which is definitely in there if a listener looks for it. They don’t have to
look hard; they just have to listen to more than one album.
Then they could listen to the new album.
It certainly makes that case. It seems very ambitious. Was that the intent… to
up the ante so to speak?
I think it’s certainly a nice by-product. I think that the
music that’s on this album is really where we’re at. From my point of view, the
songs were written kind of one-two-three-four, one after the other. When this
album was coming together, I didn’t have an agenda or something to demonstrate
in that sense. Yet, it really is demonstrative that our palette is wider than
Power Pop, which I would claim for the last one, or the one before that, or the
one before that even. I feel like we’ve already scored the touchdown of eclecticism
and I hope this gives us the extra point, at least. I would like to think the
point is sort of proven, but if this doesn’t convince people that we are
expressing a number of different styles and possibilities, then geez, I don’t
think people can be convinced at that point. Then it’s just, “okay, we’re a
Power Pop band, here we go.”
Speaking of which,
what’s the current status of Big Star?
That’s a really good question. There’s the obvious answer,
which is that it was finished long ago, and now its second life has come to an
end as well. It’s been a hard year for Jody (Stephens). His friends have died
and it calls into question many things. He’s not old — in today’s day and age
59 is nothing like it used to be — but he’s like, “What am I going to do now?
Am I going to stop playing music?” Still, people know about him and he’s been
given opportunities sort of based on that band.

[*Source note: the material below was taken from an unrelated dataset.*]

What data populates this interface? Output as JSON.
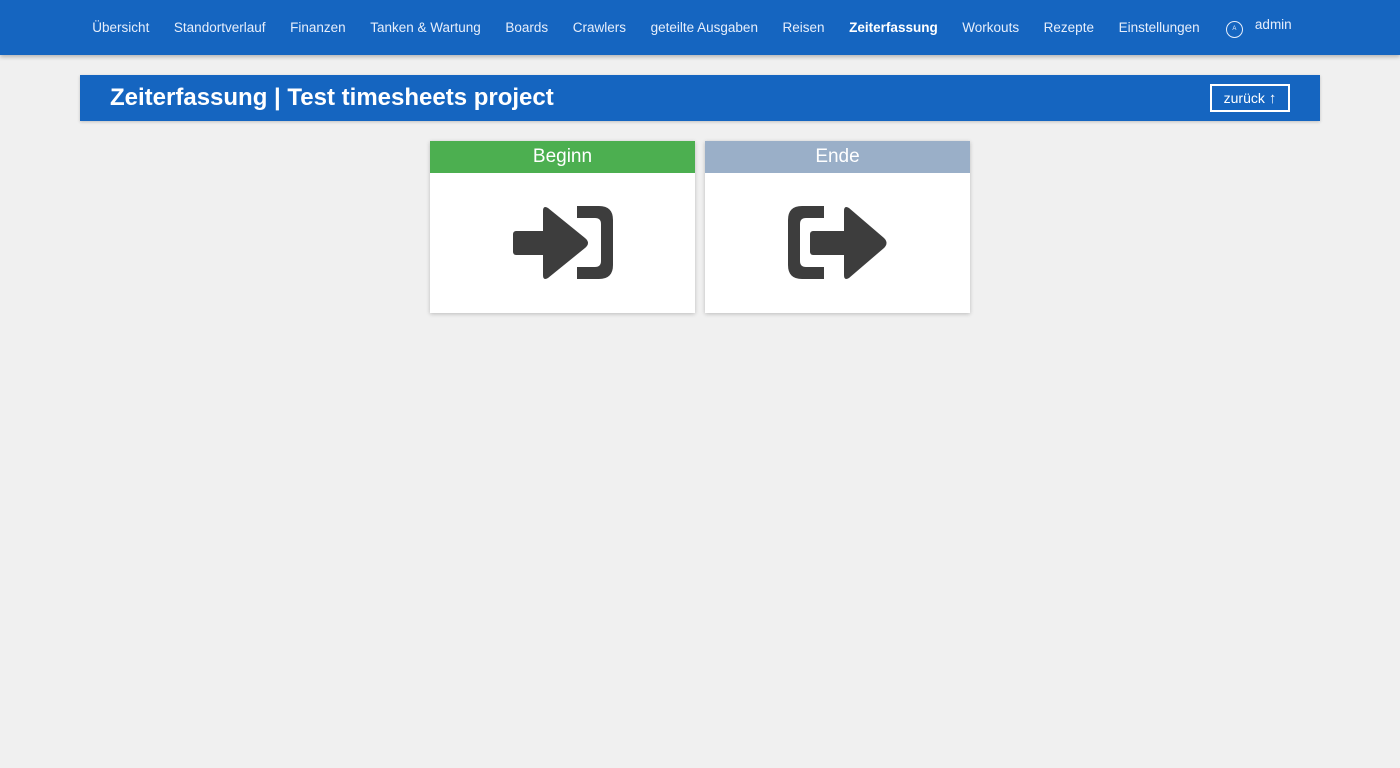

He loves playing with Jon and
I, and we love playing with Jody, but we’re just not really sure what to do
really. I think time will provide us some kind of opportunity, and I think it’s
up to us to exercise good taste and restraint. We can’t call it Big Star,
that’s just ludicrous.
I think there
are so many musicians that are into that band, perhaps once a year we can do
something and the people that love Big Star could come and join us like they
did earlier this year in Memphis. Maybe we do another event in tribute that
just happens to have Jody and Jon and me as part of it. That’s something I
could imagine. But it’s really a tragedy and now we’re just trying to sort it
To be continued…
[Photo Credit: Christine Taylor]